1. Hand Planers
One of the most basic types of planer which require a lot of manual effort from your side is the hand planer. This type of planer has a serrated edge which is in parallel with the wood surface which you need to move across the surface of your wood from the lesser thickness area to the higher thickness area. You save shave the surface of the wood strip by strip to make the entire surface leveled.
You can always use this planer as it needs no electricity to run and is a great tool for finishing but it will take you a long time to level the wood surface and will leave behind a lot of wood filings and chips.
2. Thickness Planers

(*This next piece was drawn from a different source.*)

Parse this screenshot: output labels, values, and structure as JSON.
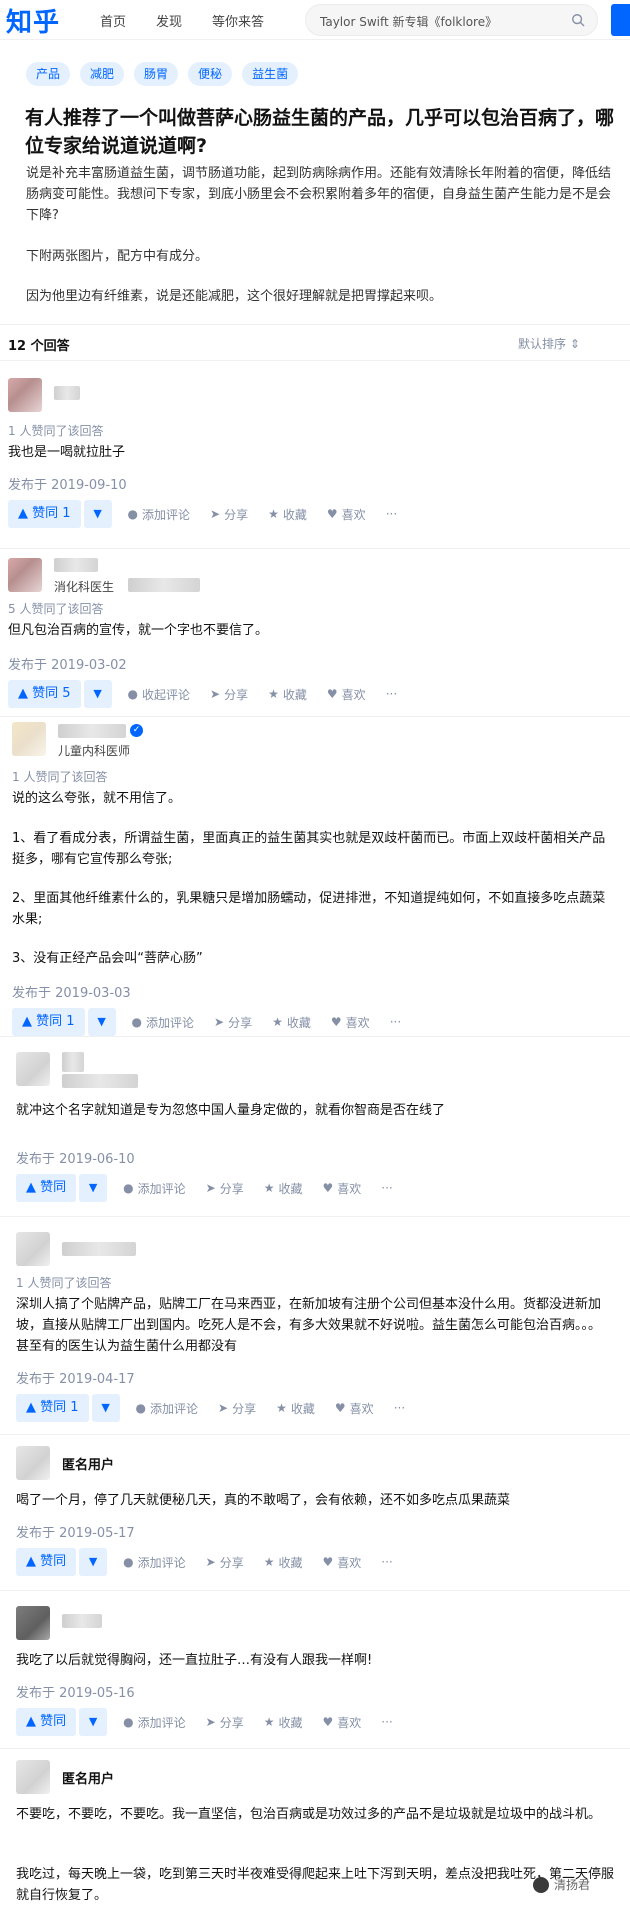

One of the best planer type to level your wood plank to a particular thickness is the Thickness Planer which is small and portable and can easily shave off a few inches of the wood to get the desired thickness. However, they need a lot of space to operate but apart from that, it is inexpensive, easy to operate and a great tool for DIY enthusiasts. HomeGuyd has a more in-depth guide on them if you’d like to dig deeper.
3. Jointer Planers
This type of planer is a combination of a jointer and a planer and can allow you to do two or more jobs at a time. It costs less than buying both the tools separately which are why this is great for DIY enthusiasts too.
This is great for workshops which needs a jointer and planer for large projects as it can offer you a lot of power, reliability and it can multitask. However, it can be a little big and bulky and slightly expensive if you are an amateur wood worker.
4. Portable Planers
This planer is a miniature version of a stationary planer which is portable and can be kept on any surface to be used. You just need to set it on automatic, feed the material inside and it will provide you with a uniform thickness wood plank.
It is great for small DIY projects and is quite dependable and easy to use. You can’t use it for precision wood working but it works for small house projects that you would like to undertake.
5. Bench top Planers
A slightly bigger version of portable planers, a benchtop planer can produce deeper cuts and can handle higher thickness. It uses an induction motor to produce high power and can work on hard wood too. It is best for heavy duty use and professional woodworking shops and offers you an excellent control over thickness and reliability but it is not easy to move around and requires adequate maintenance.